Countries in Europe and North America wrestled with the mass exodus of Muslim refugees from the Middle East’s many conflicts, as deadly terror attacks in France, Belgium, Germany, and the United States occurred.
Amid the political debates over these complex issues, a symbol of the Muslim religion became, perhaps, the most contested item of clothing in political history: the burqa.
Across the world, political leaders and judicial courts are wrestling with the question of whether it it is legal, possible, and wise to ban the Muslim face covering. In general, the term hijab describes a head-covering, while burqa and niqab cover the face as well.
In places as far-reaching as Nigeria and Switzerland, Russia and Sudan, the full-face covering has become a cultural flashpoint. Here, Global Citizen takes a look back at the year of the fight over the burqa.
Germany: Chancellor Angela Merkel surprised many observers by calling for a ban on full-face veils in December. Around the time she announced she was running for a fourth term, Merkel said publicly that she thought “the full-face veil must be banned, wherever legally possible.”
Merkel’s sudden announcement on the veil was seen by many as an attempt to look tough on immigration after Germany was flooded with immigrants in 2016.
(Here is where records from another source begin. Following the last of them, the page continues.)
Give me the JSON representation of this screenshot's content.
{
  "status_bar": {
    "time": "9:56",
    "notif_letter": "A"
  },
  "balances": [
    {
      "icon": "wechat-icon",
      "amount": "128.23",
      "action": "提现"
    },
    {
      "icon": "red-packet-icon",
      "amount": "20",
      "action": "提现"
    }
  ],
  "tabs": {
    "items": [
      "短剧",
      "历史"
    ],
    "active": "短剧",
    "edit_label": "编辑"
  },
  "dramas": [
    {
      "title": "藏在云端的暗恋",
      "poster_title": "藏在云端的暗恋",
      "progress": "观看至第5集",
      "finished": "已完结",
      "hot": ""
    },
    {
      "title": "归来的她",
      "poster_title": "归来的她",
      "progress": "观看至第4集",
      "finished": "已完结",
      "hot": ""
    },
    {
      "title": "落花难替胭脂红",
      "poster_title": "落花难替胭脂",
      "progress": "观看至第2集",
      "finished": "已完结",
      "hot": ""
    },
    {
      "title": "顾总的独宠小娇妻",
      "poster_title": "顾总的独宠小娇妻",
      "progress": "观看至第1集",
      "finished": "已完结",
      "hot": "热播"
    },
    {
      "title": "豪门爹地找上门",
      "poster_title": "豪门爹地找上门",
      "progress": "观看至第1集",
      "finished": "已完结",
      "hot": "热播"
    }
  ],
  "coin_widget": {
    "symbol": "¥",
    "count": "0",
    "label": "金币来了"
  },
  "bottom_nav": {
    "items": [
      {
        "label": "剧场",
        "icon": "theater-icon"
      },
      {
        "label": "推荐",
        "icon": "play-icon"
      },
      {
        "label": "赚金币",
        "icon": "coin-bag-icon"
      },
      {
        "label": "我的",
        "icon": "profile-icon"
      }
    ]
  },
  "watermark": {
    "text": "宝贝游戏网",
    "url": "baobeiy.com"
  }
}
Netherlands: A bill that would partially ban the burqa being worn in public spaces passed the Dutch parliament with 132 out 150 votes in November. The bill is expected to pass the Senate and become law throughout the Netherlands, which would prohibit Muslim women from covering their faces in Islamic veils in schools, hospitals, public transportation, and government buildings.
France: France was the first European country to ban the full-face Islamic veil in public places in 2011 but was embroiled in another fight over Muslim clothing this year, as the “burkini” arrived on the beaches of southern France.
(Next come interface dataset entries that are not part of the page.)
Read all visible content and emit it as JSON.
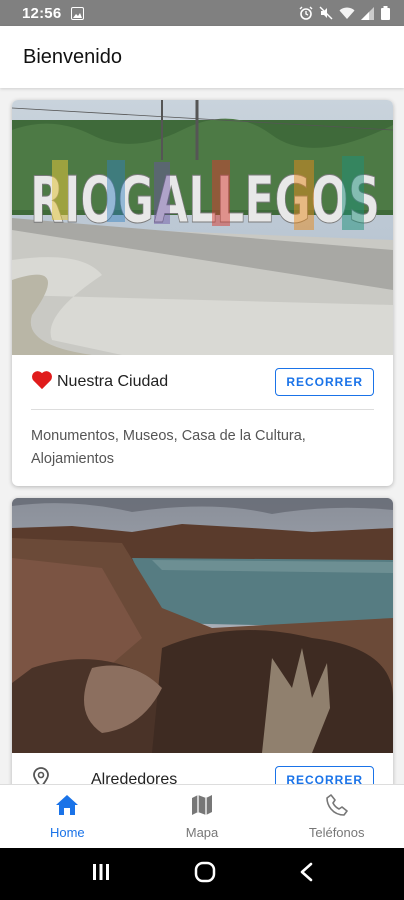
{
  "status_bar": {
    "time": "12:56",
    "icons": [
      "image-notification-icon",
      "alarm-icon",
      "mute-icon",
      "wifi-icon",
      "signal-icon",
      "battery-icon"
    ]
  },
  "app_bar": {
    "title": "Bienvenido"
  },
  "cards": [
    {
      "image": "rio-gallegos-sign-photo",
      "icon": "heart-icon",
      "icon_color": "#e01c1c",
      "title": "Nuestra Ciudad",
      "button_label": "RECORRER",
      "description": "Monumentos, Museos, Casa de la Cultura, Alojamientos"
    },
    {
      "image": "lagoon-landscape-photo",
      "icon": "location-pin-icon",
      "title": "Alrededores",
      "button_label": "RECORRER"
    }
  ],
  "bottom_nav": {
    "items": [
      {
        "label": "Home",
        "icon": "home-icon",
        "active": true
      },
      {
        "label": "Mapa",
        "icon": "map-icon",
        "active": false
      },
      {
        "label": "Teléfonos",
        "icon": "phone-icon",
        "active": false
      }
    ]
  },
  "colors": {
    "accent": "#1a73e8",
    "heart": "#e01c1c",
    "status_bar": "#808080"
  },
  "android_nav": {
    "icons": [
      "recents-icon",
      "home-circle-icon",
      "back-icon"
    ]
  }
}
Several mayors banned women from wearing the burqa-like bathing suit on beaches, and two higher courts disagreed over the legality of the bans. Some French politicians running for president said they would support a national ban going forward.
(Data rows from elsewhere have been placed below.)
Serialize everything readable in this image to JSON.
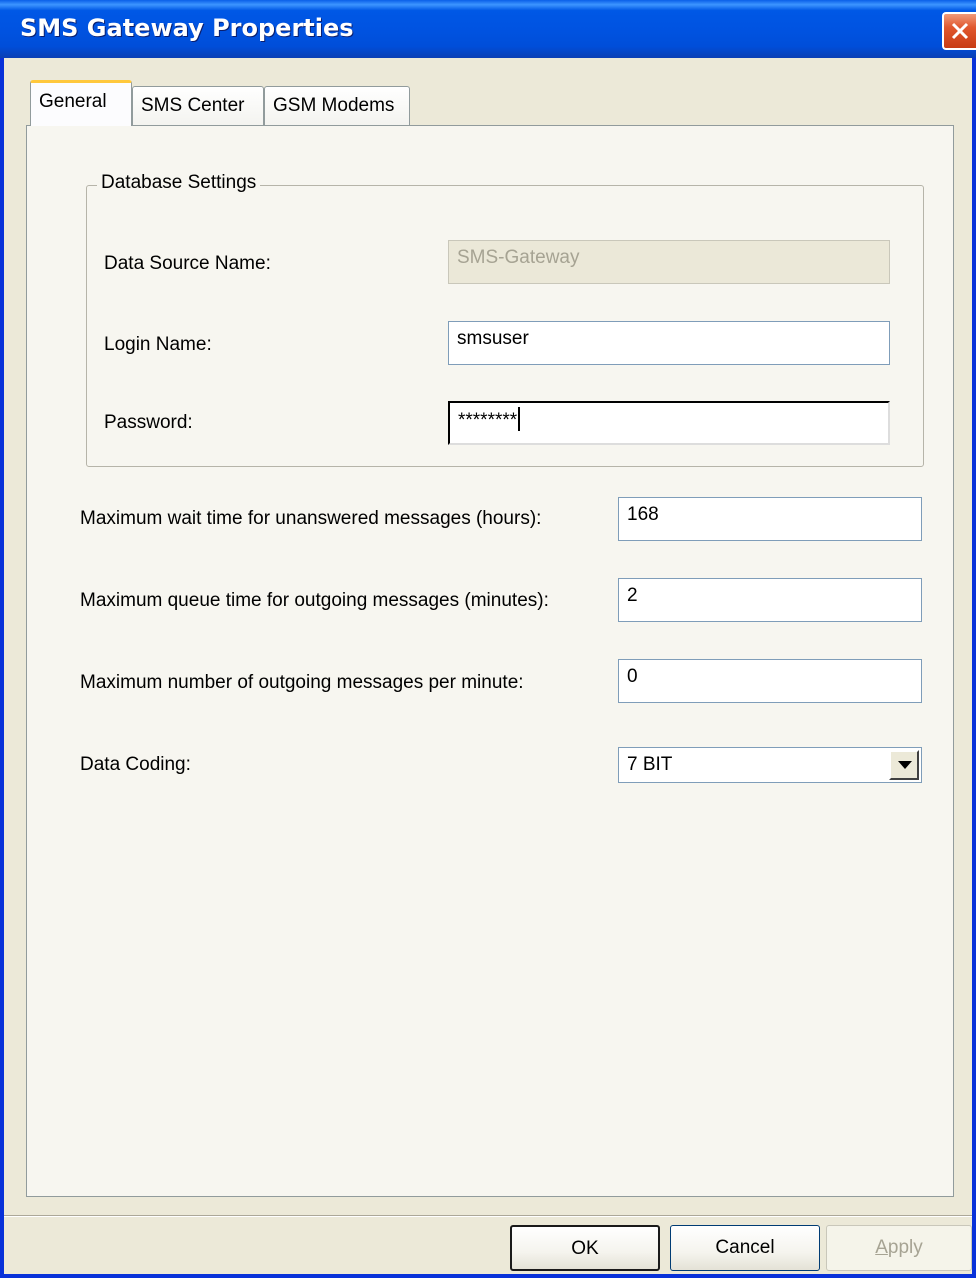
{
  "window": {
    "title": "SMS Gateway Properties"
  },
  "tabs": [
    {
      "label": "General",
      "selected": true
    },
    {
      "label": "SMS Center",
      "selected": false
    },
    {
      "label": "GSM Modems",
      "selected": false
    }
  ],
  "database": {
    "group_title": "Database Settings",
    "dsn_label": "Data Source Name:",
    "dsn_value": "SMS-Gateway",
    "login_label": "Login Name:",
    "login_value": "smsuser",
    "password_label": "Password:",
    "password_value": "********"
  },
  "settings": {
    "wait_label": "Maximum wait time for unanswered messages (hours):",
    "wait_value": "168",
    "queue_label": "Maximum queue time for outgoing messages (minutes):",
    "queue_value": "2",
    "rate_label": "Maximum number of outgoing messages per minute:",
    "rate_value": "0",
    "coding_label": "Data Coding:",
    "coding_value": "7 BIT"
  },
  "buttons": {
    "ok": "OK",
    "cancel": "Cancel",
    "apply_prefix": "",
    "apply_mnemonic": "A",
    "apply_rest": "pply"
  },
  "colors": {
    "titlebar": "#0054e3",
    "close": "#e0572e",
    "dialog_bg": "#ece9d8"
  }
}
UK: The United Kingdom’s Independence Party’s leader, Paul Nuttall, called for a burqa ban on the first day after he won election as leader of the UKIP party, and a majority of the British public said they backed a burqa ban in one poll.
Norway: The country’s education minister said in October the national government was considering a burqa ban for schools and universities.
Bulgaria: Women wearing a burqa or niqab in Bulgaria can face a fine up to $800 for breaking a new Bulgarian law banning it in public.
Nigeria: A court of appeals in the capital of Lagos overruled an earlier ban on students in primary and secondary schools wearing a hijab with their school uniforms. The court’s decision was unanimous.
Switzerland: The country’s conservative Swiss People’s Party (SVP) proposed a national burqa ban that has not yet passed into law, while the region of Ticino has begun issuing fines to those who violated its own law that bans burqas in public places.
United States: A state legislator in Georgia proposed and then withdrew a bill that would have banned Muslim women from wearing burqas while driving.